“The reality of writing is it doesn’t really pay very much at all. I have four books, and people must think you earn so much, but you don’t. So, I write for other people too. But the stuff I enjoy most is putting out recipes. I think I’m just a giver! I’m a Virgo: I love options and plans. So, whenever I think of anything like, “I’m going to make this soup with fennel, pea and potato, because that’s what’s in my fridge.” I think someone else is thinking about eating more vegetables, someone else wants to clear the fridge and not put more waste into landfill and save money, and I’m going to share it. So, I’m a sharer.
“The problem is, I don’t know how to describe myself. So I just do what I love!”
How did this all start for you?
“My sister, Jasmine, and I had been private cheffing. We didn’t have a company name, we didn’t have anything. But we didn’t need anything actually. It was a nice simple time where we didn’t have a website, Instagram didn’t exist, Linktree didn’t even exist. Twitter was then where people ranted, and Facebook was where you found your first love. We went to the market, went to the local veg shop, cooked food, fed our clients, who were bands and actors and really exciting creative people. Just like us, they wanted delicious food that boosted their mood and gave them energy so they could do their jobs better.
“I only learned to cook when I was in my early twenties, and then we started the company when I was 24. That’s something that I’m really trying to show on social media. Cooking is the one of the most basic, probably the most important skill ever. We have to eat, feeding ourselves is something that everybody used to do. But we’ve outsourced that to high streets and deliveries.
“It was bizarre when we finally had to set up a blog and a company name – Hemsley and Hemsley, which is our surnames, and took us literally a year to come up with! I remember Googling, ‘how do you use that up a blog?’ Then I asked every single person I knew for about six months, “Does anyone know anyone at Vogue?”. Eight years ago, Vogue to my knowledge, were the only magazine that had an online presence. We finally found somebody whose girlfriend had just got a job in the fashion department, and we begged her to tell us the name of the food editor of Vogue. She was like – there isn’t one!
“In the end, we got the beauty editor, who we begged and wooed her to get her to give us a chance. We posted a recipe and it did well and they asked for the next. We’re like, “Oh my God. We’ve got a Vogue column.” Then long story short, almost quite innocently we were starting to get offered book deals.

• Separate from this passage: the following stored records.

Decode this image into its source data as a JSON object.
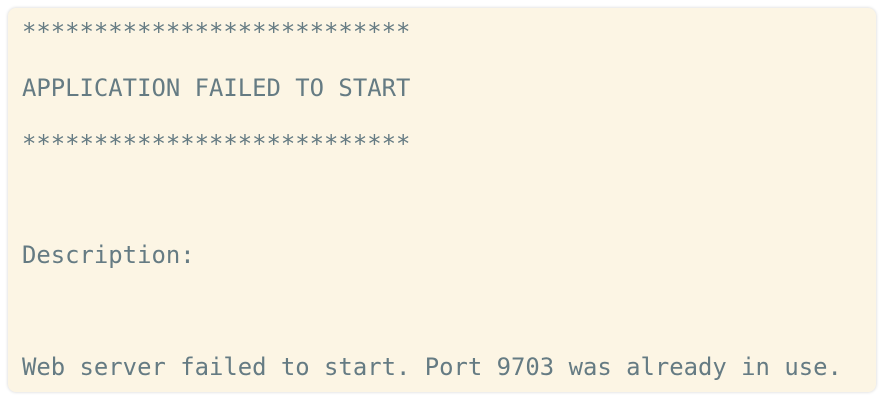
{
  "console": {
    "lines": [
      "***************************",
      "APPLICATION FAILED TO START",
      "***************************",
      "",
      "Description:",
      "",
      "Web server failed to start. Port 9703 was already in use."
    ]
  },
  "colors": {
    "background": "#fcf5e4",
    "text": "#657b83"
  }
}
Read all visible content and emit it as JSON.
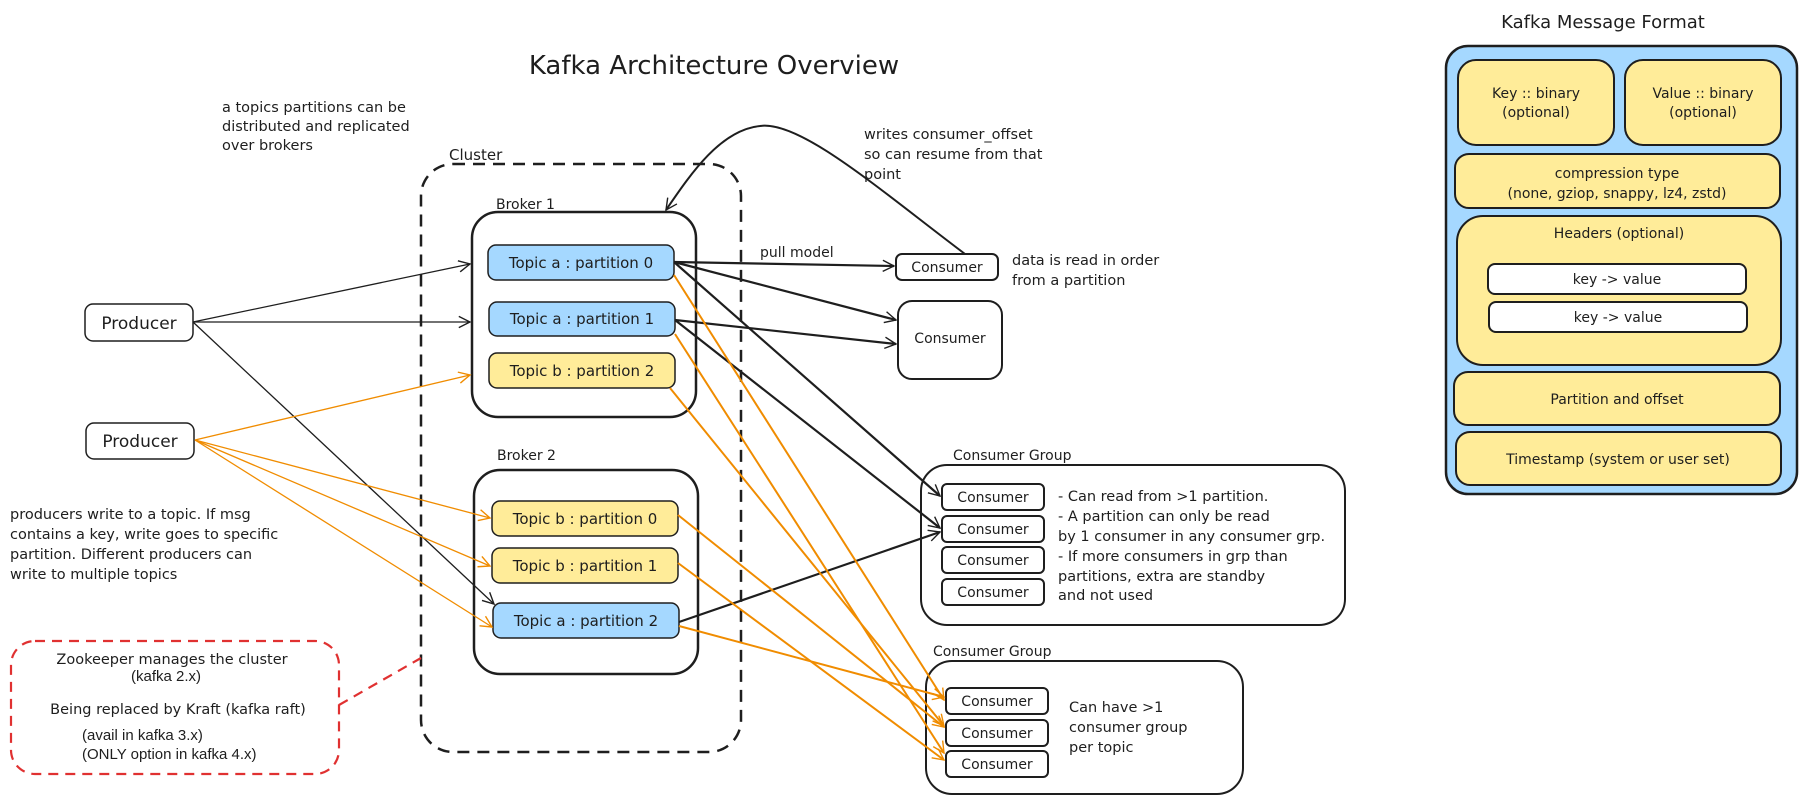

I really listened to my gut and we said no because it didn’t feel like the right time. A year later when we had really understood the book we wanted to write, we pitched it and found the right publishers.”